__TASK__:
Without including any pictures, reproduce all the lines below word for word.

----------------------------------------

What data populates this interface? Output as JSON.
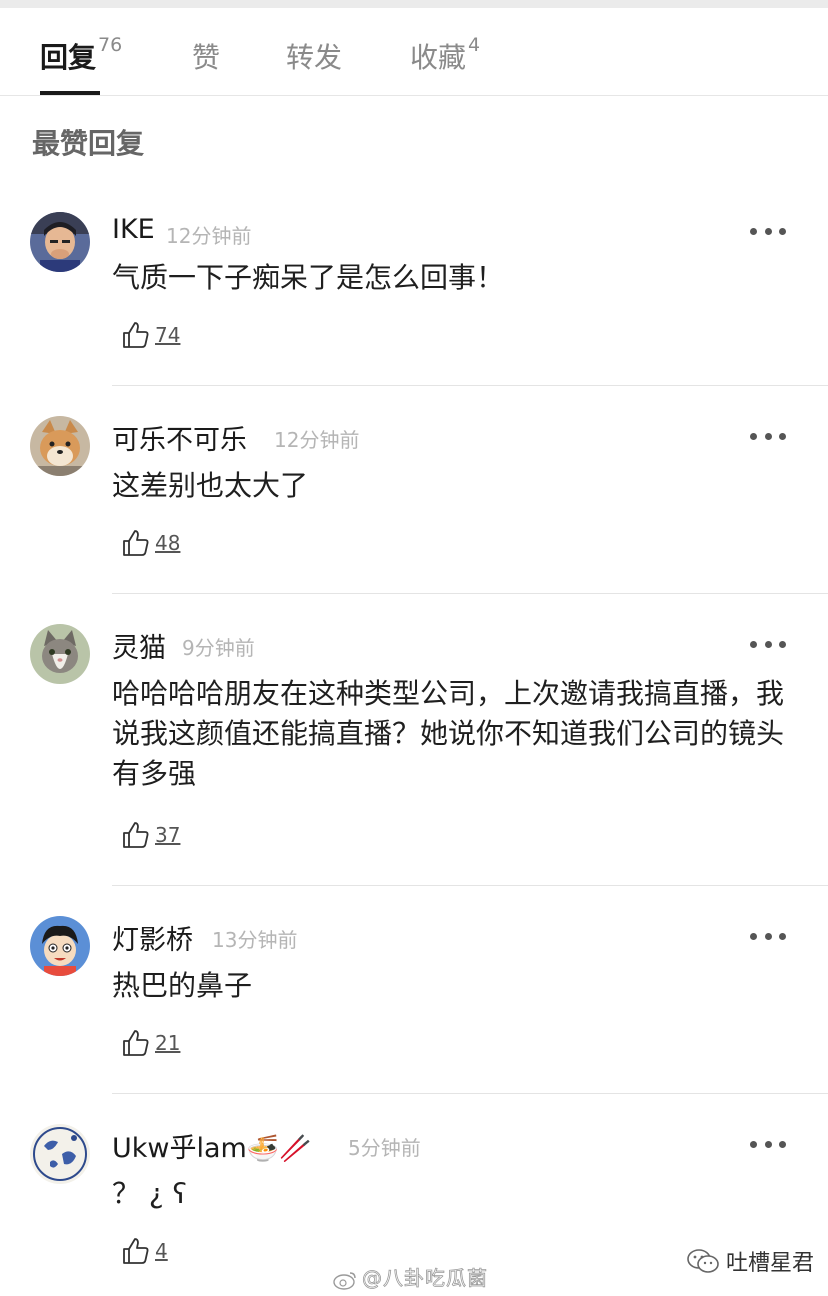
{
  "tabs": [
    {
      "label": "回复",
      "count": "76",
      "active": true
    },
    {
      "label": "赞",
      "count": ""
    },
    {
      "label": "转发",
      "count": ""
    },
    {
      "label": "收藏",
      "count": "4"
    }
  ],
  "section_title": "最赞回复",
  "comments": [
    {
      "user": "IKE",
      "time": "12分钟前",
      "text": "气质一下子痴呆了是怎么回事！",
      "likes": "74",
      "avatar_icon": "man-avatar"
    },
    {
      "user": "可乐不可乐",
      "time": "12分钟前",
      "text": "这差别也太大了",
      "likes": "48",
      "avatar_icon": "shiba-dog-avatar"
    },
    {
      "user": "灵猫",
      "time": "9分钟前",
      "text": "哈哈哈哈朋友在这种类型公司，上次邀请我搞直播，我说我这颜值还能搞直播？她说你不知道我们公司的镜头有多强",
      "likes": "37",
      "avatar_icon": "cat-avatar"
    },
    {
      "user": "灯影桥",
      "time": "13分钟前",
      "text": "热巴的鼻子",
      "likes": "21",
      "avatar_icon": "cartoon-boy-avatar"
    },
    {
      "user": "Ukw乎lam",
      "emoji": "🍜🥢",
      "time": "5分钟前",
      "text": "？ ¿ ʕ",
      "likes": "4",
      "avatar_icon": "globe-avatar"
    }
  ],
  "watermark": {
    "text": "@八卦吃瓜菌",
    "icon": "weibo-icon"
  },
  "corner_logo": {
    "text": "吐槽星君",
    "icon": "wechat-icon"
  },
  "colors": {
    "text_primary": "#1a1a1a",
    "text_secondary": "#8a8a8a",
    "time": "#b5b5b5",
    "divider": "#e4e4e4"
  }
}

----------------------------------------

__THE COMPLETED TASK__:
What data populates this interface? Output as JSON.
{
  "tabs": [
    {
      "label": "回复",
      "count": "76",
      "active": true
    },
    {
      "label": "赞",
      "count": ""
    },
    {
      "label": "转发",
      "count": ""
    },
    {
      "label": "收藏",
      "count": "4"
    }
  ],
  "section_title": "最赞回复",
  "comments": [
    {
      "user": "IKE",
      "time": "12分钟前",
      "text": "气质一下子痴呆了是怎么回事！",
      "likes": "74",
      "avatar_icon": "man-avatar"
    },
    {
      "user": "可乐不可乐",
      "time": "12分钟前",
      "text": "这差别也太大了",
      "likes": "48",
      "avatar_icon": "shiba-dog-avatar"
    },
    {
      "user": "灵猫",
      "time": "9分钟前",
      "text": "哈哈哈哈朋友在这种类型公司，上次邀请我搞直播，我说我这颜值还能搞直播？她说你不知道我们公司的镜头有多强",
      "likes": "37",
      "avatar_icon": "cat-avatar"
    },
    {
      "user": "灯影桥",
      "time": "13分钟前",
      "text": "热巴的鼻子",
      "likes": "21",
      "avatar_icon": "cartoon-boy-avatar"
    },
    {
      "user": "Ukw乎lam",
      "emoji": "🍜🥢",
      "time": "5分钟前",
      "text": "？ ¿ ʕ",
      "likes": "4",
      "avatar_icon": "globe-avatar"
    }
  ],
  "watermark": {
    "text": "@八卦吃瓜菌",
    "icon": "weibo-icon"
  },
  "corner_logo": {
    "text": "吐槽星君",
    "icon": "wechat-icon"
  },
  "colors": {
    "text_primary": "#1a1a1a",
    "text_secondary": "#8a8a8a",
    "time": "#b5b5b5",
    "divider": "#e4e4e4"
  }
}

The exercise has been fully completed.